++++ RECORDS

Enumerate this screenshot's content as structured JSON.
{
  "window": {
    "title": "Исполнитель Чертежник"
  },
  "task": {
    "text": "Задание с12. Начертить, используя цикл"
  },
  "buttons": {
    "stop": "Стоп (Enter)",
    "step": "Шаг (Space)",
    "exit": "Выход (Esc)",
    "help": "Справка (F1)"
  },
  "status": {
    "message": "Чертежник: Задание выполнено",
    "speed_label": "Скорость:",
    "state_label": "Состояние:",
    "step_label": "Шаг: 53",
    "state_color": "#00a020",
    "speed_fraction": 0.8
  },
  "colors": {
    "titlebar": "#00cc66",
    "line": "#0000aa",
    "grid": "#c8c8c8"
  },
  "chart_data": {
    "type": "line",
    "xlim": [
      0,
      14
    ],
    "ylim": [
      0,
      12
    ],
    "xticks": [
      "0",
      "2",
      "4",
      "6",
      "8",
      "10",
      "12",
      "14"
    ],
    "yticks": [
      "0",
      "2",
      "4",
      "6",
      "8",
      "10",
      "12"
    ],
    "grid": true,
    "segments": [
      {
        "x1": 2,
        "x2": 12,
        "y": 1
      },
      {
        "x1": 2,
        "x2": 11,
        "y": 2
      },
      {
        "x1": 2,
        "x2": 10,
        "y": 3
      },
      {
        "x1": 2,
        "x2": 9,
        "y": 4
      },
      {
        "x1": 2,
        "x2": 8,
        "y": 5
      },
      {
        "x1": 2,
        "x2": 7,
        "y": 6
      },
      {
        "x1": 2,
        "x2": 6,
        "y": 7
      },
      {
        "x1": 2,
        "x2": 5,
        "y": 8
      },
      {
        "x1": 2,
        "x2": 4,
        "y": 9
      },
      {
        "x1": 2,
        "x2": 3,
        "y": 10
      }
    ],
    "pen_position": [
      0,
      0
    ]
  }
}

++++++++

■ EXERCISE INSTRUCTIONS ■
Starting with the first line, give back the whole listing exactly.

■ WRITTEN ANSWER ■
Enumerate this screenshot's content as structured JSON.
{
  "window": {
    "title": "Исполнитель Чертежник"
  },
  "task": {
    "text": "Задание с12. Начертить, используя цикл"
  },
  "buttons": {
    "stop": "Стоп (Enter)",
    "step": "Шаг (Space)",
    "exit": "Выход (Esc)",
    "help": "Справка (F1)"
  },
  "status": {
    "message": "Чертежник: Задание выполнено",
    "speed_label": "Скорость:",
    "state_label": "Состояние:",
    "step_label": "Шаг: 53",
    "state_color": "#00a020",
    "speed_fraction": 0.8
  },
  "colors": {
    "titlebar": "#00cc66",
    "line": "#0000aa",
    "grid": "#c8c8c8"
  },
  "chart_data": {
    "type": "line",
    "xlim": [
      0,
      14
    ],
    "ylim": [
      0,
      12
    ],
    "xticks": [
      "0",
      "2",
      "4",
      "6",
      "8",
      "10",
      "12",
      "14"
    ],
    "yticks": [
      "0",
      "2",
      "4",
      "6",
      "8",
      "10",
      "12"
    ],
    "grid": true,
    "segments": [
      {
        "x1": 2,
        "x2": 12,
        "y": 1
      },
      {
        "x1": 2,
        "x2": 11,
        "y": 2
      },
      {
        "x1": 2,
        "x2": 10,
        "y": 3
      },
      {
        "x1": 2,
        "x2": 9,
        "y": 4
      },
      {
        "x1": 2,
        "x2": 8,
        "y": 5
      },
      {
        "x1": 2,
        "x2": 7,
        "y": 6
      },
      {
        "x1": 2,
        "x2": 6,
        "y": 7
      },
      {
        "x1": 2,
        "x2": 5,
        "y": 8
      },
      {
        "x1": 2,
        "x2": 4,
        "y": 9
      },
      {
        "x1": 2,
        "x2": 3,
        "y": 10
      }
    ],
    "pen_position": [
      0,
      0
    ]
  }
}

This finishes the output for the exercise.